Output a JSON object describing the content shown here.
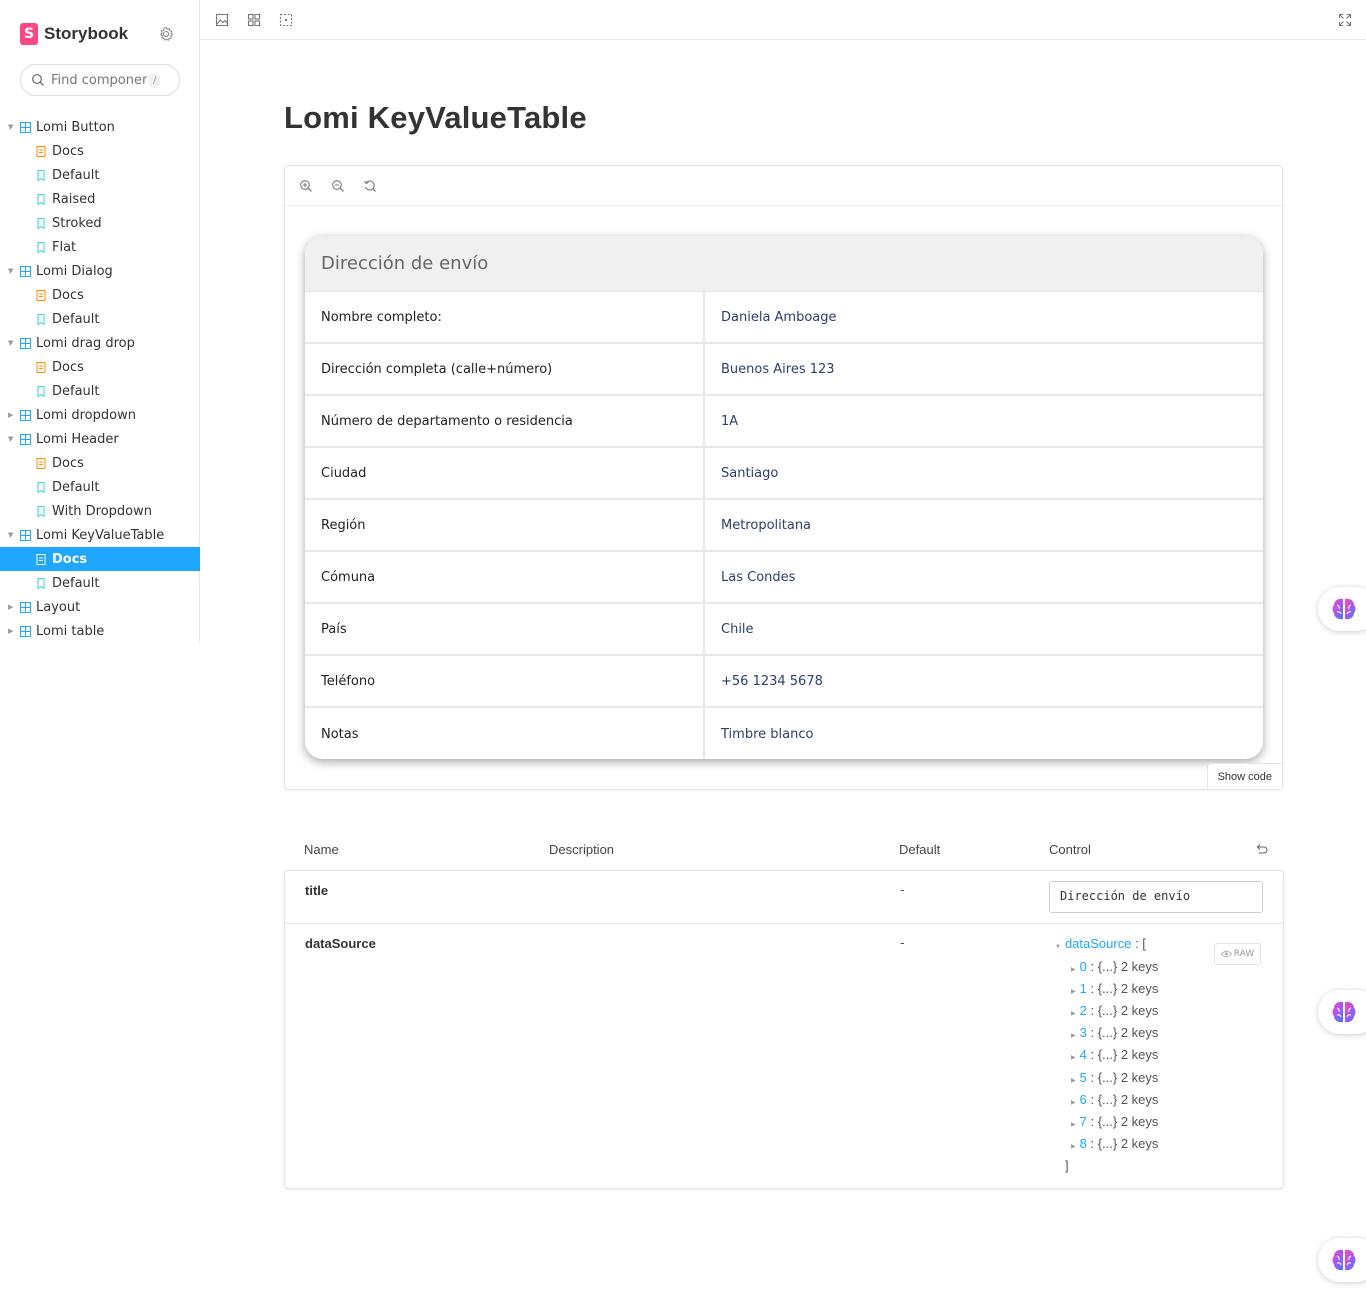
{
  "app": {
    "brand_name": "Storybook",
    "brand_logo_letter": "S",
    "brand_color": "#ff4785",
    "accent_color": "#1ea7fd"
  },
  "search": {
    "placeholder": "Find components",
    "shortcut": "/"
  },
  "sidebar": {
    "items": [
      {
        "type": "group",
        "label": "Lomi Button",
        "expanded": true
      },
      {
        "type": "docs",
        "label": "Docs"
      },
      {
        "type": "story",
        "label": "Default"
      },
      {
        "type": "story",
        "label": "Raised"
      },
      {
        "type": "story",
        "label": "Stroked"
      },
      {
        "type": "story",
        "label": "Flat"
      },
      {
        "type": "group",
        "label": "Lomi Dialog",
        "expanded": true
      },
      {
        "type": "docs",
        "label": "Docs"
      },
      {
        "type": "story",
        "label": "Default"
      },
      {
        "type": "group",
        "label": "Lomi drag drop",
        "expanded": true
      },
      {
        "type": "docs",
        "label": "Docs"
      },
      {
        "type": "story",
        "label": "Default"
      },
      {
        "type": "group",
        "label": "Lomi dropdown",
        "expanded": false
      },
      {
        "type": "group",
        "label": "Lomi Header",
        "expanded": true
      },
      {
        "type": "docs",
        "label": "Docs"
      },
      {
        "type": "story",
        "label": "Default"
      },
      {
        "type": "story",
        "label": "With Dropdown"
      },
      {
        "type": "group",
        "label": "Lomi KeyValueTable",
        "expanded": true
      },
      {
        "type": "docs",
        "label": "Docs",
        "selected": true
      },
      {
        "type": "story",
        "label": "Default"
      },
      {
        "type": "group",
        "label": "Layout",
        "expanded": false
      },
      {
        "type": "group",
        "label": "Lomi table",
        "expanded": false
      }
    ]
  },
  "main": {
    "title": "Lomi KeyValueTable"
  },
  "kv_table": {
    "title": "Dirección de envío",
    "rows": [
      {
        "key": "Nombre completo:",
        "value": "Daniela Amboage"
      },
      {
        "key": "Dirección completa (calle+número)",
        "value": "Buenos Aires 123"
      },
      {
        "key": "Número de departamento o residencia",
        "value": "1A"
      },
      {
        "key": "Ciudad",
        "value": "Santiago"
      },
      {
        "key": "Región",
        "value": "Metropolitana"
      },
      {
        "key": "Cómuna",
        "value": "Las Condes"
      },
      {
        "key": "País",
        "value": "Chile"
      },
      {
        "key": "Teléfono",
        "value": "+56 1234 5678"
      },
      {
        "key": "Notas",
        "value": "Timbre blanco"
      }
    ]
  },
  "preview": {
    "show_code_label": "Show code"
  },
  "args_table": {
    "headers": {
      "name": "Name",
      "description": "Description",
      "default": "Default",
      "control": "Control"
    },
    "rows": [
      {
        "name": "title",
        "default": "-",
        "control_value": "Dirección de envío"
      },
      {
        "name": "dataSource",
        "default": "-"
      }
    ],
    "raw_label": "RAW",
    "json_tree": {
      "root_key": "dataSource",
      "open_bracket": "[",
      "close_bracket": "]",
      "items": [
        {
          "index": "0",
          "summary": "{...} 2 keys"
        },
        {
          "index": "1",
          "summary": "{...} 2 keys"
        },
        {
          "index": "2",
          "summary": "{...} 2 keys"
        },
        {
          "index": "3",
          "summary": "{...} 2 keys"
        },
        {
          "index": "4",
          "summary": "{...} 2 keys"
        },
        {
          "index": "5",
          "summary": "{...} 2 keys"
        },
        {
          "index": "6",
          "summary": "{...} 2 keys"
        },
        {
          "index": "7",
          "summary": "{...} 2 keys"
        },
        {
          "index": "8",
          "summary": "{...} 2 keys"
        }
      ]
    }
  }
}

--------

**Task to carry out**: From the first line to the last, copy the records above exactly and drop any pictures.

**Completed task**:
Output a JSON object describing the content shown here.
{
  "app": {
    "brand_name": "Storybook",
    "brand_logo_letter": "S",
    "brand_color": "#ff4785",
    "accent_color": "#1ea7fd"
  },
  "search": {
    "placeholder": "Find components",
    "shortcut": "/"
  },
  "sidebar": {
    "items": [
      {
        "type": "group",
        "label": "Lomi Button",
        "expanded": true
      },
      {
        "type": "docs",
        "label": "Docs"
      },
      {
        "type": "story",
        "label": "Default"
      },
      {
        "type": "story",
        "label": "Raised"
      },
      {
        "type": "story",
        "label": "Stroked"
      },
      {
        "type": "story",
        "label": "Flat"
      },
      {
        "type": "group",
        "label": "Lomi Dialog",
        "expanded": true
      },
      {
        "type": "docs",
        "label": "Docs"
      },
      {
        "type": "story",
        "label": "Default"
      },
      {
        "type": "group",
        "label": "Lomi drag drop",
        "expanded": true
      },
      {
        "type": "docs",
        "label": "Docs"
      },
      {
        "type": "story",
        "label": "Default"
      },
      {
        "type": "group",
        "label": "Lomi dropdown",
        "expanded": false
      },
      {
        "type": "group",
        "label": "Lomi Header",
        "expanded": true
      },
      {
        "type": "docs",
        "label": "Docs"
      },
      {
        "type": "story",
        "label": "Default"
      },
      {
        "type": "story",
        "label": "With Dropdown"
      },
      {
        "type": "group",
        "label": "Lomi KeyValueTable",
        "expanded": true
      },
      {
        "type": "docs",
        "label": "Docs",
        "selected": true
      },
      {
        "type": "story",
        "label": "Default"
      },
      {
        "type": "group",
        "label": "Layout",
        "expanded": false
      },
      {
        "type": "group",
        "label": "Lomi table",
        "expanded": false
      }
    ]
  },
  "main": {
    "title": "Lomi KeyValueTable"
  },
  "kv_table": {
    "title": "Dirección de envío",
    "rows": [
      {
        "key": "Nombre completo:",
        "value": "Daniela Amboage"
      },
      {
        "key": "Dirección completa (calle+número)",
        "value": "Buenos Aires 123"
      },
      {
        "key": "Número de departamento o residencia",
        "value": "1A"
      },
      {
        "key": "Ciudad",
        "value": "Santiago"
      },
      {
        "key": "Región",
        "value": "Metropolitana"
      },
      {
        "key": "Cómuna",
        "value": "Las Condes"
      },
      {
        "key": "País",
        "value": "Chile"
      },
      {
        "key": "Teléfono",
        "value": "+56 1234 5678"
      },
      {
        "key": "Notas",
        "value": "Timbre blanco"
      }
    ]
  },
  "preview": {
    "show_code_label": "Show code"
  },
  "args_table": {
    "headers": {
      "name": "Name",
      "description": "Description",
      "default": "Default",
      "control": "Control"
    },
    "rows": [
      {
        "name": "title",
        "default": "-",
        "control_value": "Dirección de envío"
      },
      {
        "name": "dataSource",
        "default": "-"
      }
    ],
    "raw_label": "RAW",
    "json_tree": {
      "root_key": "dataSource",
      "open_bracket": "[",
      "close_bracket": "]",
      "items": [
        {
          "index": "0",
          "summary": "{...} 2 keys"
        },
        {
          "index": "1",
          "summary": "{...} 2 keys"
        },
        {
          "index": "2",
          "summary": "{...} 2 keys"
        },
        {
          "index": "3",
          "summary": "{...} 2 keys"
        },
        {
          "index": "4",
          "summary": "{...} 2 keys"
        },
        {
          "index": "5",
          "summary": "{...} 2 keys"
        },
        {
          "index": "6",
          "summary": "{...} 2 keys"
        },
        {
          "index": "7",
          "summary": "{...} 2 keys"
        },
        {
          "index": "8",
          "summary": "{...} 2 keys"
        }
      ]
    }
  }
}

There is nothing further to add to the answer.